KLM, how can we help you to address this? I know it’s difficult and you may have other business class customers who are delighted by this offering, but this feels increasingly out of touch, and my eco-guilt took the shine off an otherwise great service from the fantastic cabin crew. In your own words, from your own website: “At KLM, we look further than just healthy and economically sound operations, which is why we are increasingly integrating sustainability into our processes and policy. This enables KLM to take targeted steps to reduce its environmental footprint.”
Of course, I know that taking the actual flight is the much bigger deal here, and the additional carbon footprint of my business class trip is clearly what I should feel most guilty about, but that doesn’t undermine the importance of speaking up to try and make incremental improvements. So, to make progress, how about one of the following:
Returning to entirely reusables for in-flight dining if the total environmental footprint is actually lower?
Or just serving croissants and fruit from baskets?
Or maybe we actually just need to accept that we can’t do the full dining experience sustainably in some locations… Like an airplane, for example. Could you save fuel and turnaround time by allowing travellers to opt out of dining at the time of booking to ensure that the plastic box is never ordered or onboarded in the first place? In return you could offer a voucher for an airport restaurant specialising in sustainable locally sourced produce, or instead offer a donation to charity? Or even a £10 reduction in the ticket price?
How can we all help you and other airlines to address this?
And, while we’re on travel, let’s talk hotels.
I don’t believe I’m the only one whose heart sinks when I arrive in a room at 10pm to find the aircon going full blast and the TV on to “welcome” me (thanks computerised booking system). What makes it worse is that I know both have been on since housekeeping left at 2pm. Maybe it is also time for an “eco option” check box at the time of room booking, resulting in a single towel in the room and refillable toiletries? Just something to consider.

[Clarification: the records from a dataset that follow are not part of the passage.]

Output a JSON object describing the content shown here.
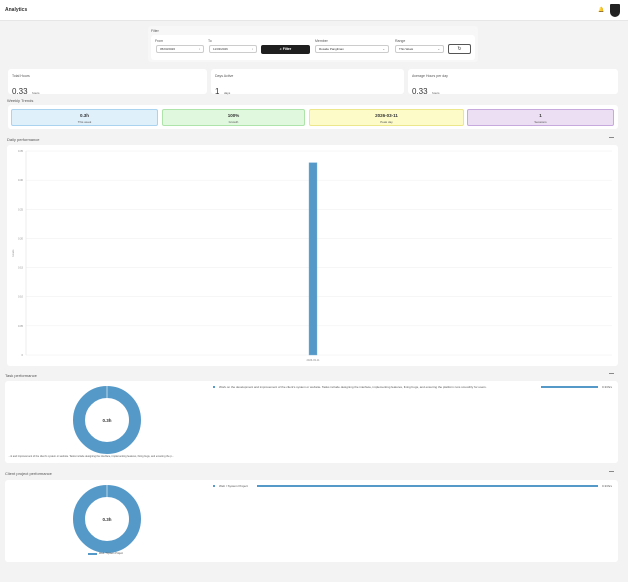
{
  "header": {
    "title": "Analytics",
    "bell_icon": "bell-icon",
    "avatar_icon": "logo-shield-icon"
  },
  "filter": {
    "title": "Filter",
    "from_label": "From",
    "from_value": "05/03/2026",
    "to_label": "To",
    "to_value": "11/03/2026",
    "filter_button": "Filter",
    "member_label": "Member",
    "member_value": "Rosalie Pangilinan",
    "range_label": "Range",
    "range_value": "This Week",
    "refresh_icon": "refresh-icon"
  },
  "stats": [
    {
      "label": "Total Hours",
      "value": "0.33",
      "unit": "hours"
    },
    {
      "label": "Days Active",
      "value": "1",
      "unit": "days"
    },
    {
      "label": "Average Hours per day",
      "value": "0.33",
      "unit": "hours"
    }
  ],
  "weekly": {
    "title": "Weekly Trends",
    "items": [
      {
        "value": "0.3h",
        "label": "This week",
        "bg": "#dff0fb",
        "border": "#a9d3ef"
      },
      {
        "value": "100%",
        "label": "Growth",
        "bg": "#dff8de",
        "border": "#aee4a9"
      },
      {
        "value": "2026-03-11",
        "label": "Peak day",
        "bg": "#fdfcc8",
        "border": "#ece78a"
      },
      {
        "value": "1",
        "label": "Sessions",
        "bg": "#ecdff3",
        "border": "#c8a9dd"
      }
    ]
  },
  "daily": {
    "title": "Daily performance",
    "menu": "—"
  },
  "chart_data": {
    "type": "bar",
    "categories": [
      "2026-03-11"
    ],
    "values": [
      0.33
    ],
    "ylabel": "Hours",
    "ylim": [
      0,
      0.35
    ],
    "yticks": [
      "0.35",
      "0.30",
      "0.25",
      "0.20",
      "0.15",
      "0.10",
      "0.05",
      "0"
    ],
    "color": "#5599c8",
    "grid": true
  },
  "task": {
    "title": "Task performance",
    "menu": "—",
    "center": "0.3h",
    "item": "Work on the development and improvement of the client's system or website. Tasks include designing the interface, implementing features, fixing bugs, and ensuring the platform runs smoothly for users.",
    "value": "0.33hrs",
    "legend": "...nt and improvement of the client's system or website. Tasks include designing the interface, implementing features, fixing bugs, and ensuring the p...",
    "fraction": 1.0
  },
  "client": {
    "title": "Client project performance",
    "menu": "—",
    "center": "0.3h",
    "item": "Web / System Project",
    "value": "0.33hrs",
    "legend": "Web / System Project",
    "fraction": 1.0
  }
}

Andrew Cave is Head of Governance & Sustainability at the Edinburgh-based investment management firm Baillie Gifford. Prior to joining Baillie Gifford in May 2015 Andrew was Chief Sustainability Officer for RBS, where he was responsible for helping to develop RBS’s approach to corporate responsibility in the wake of the financial crisis.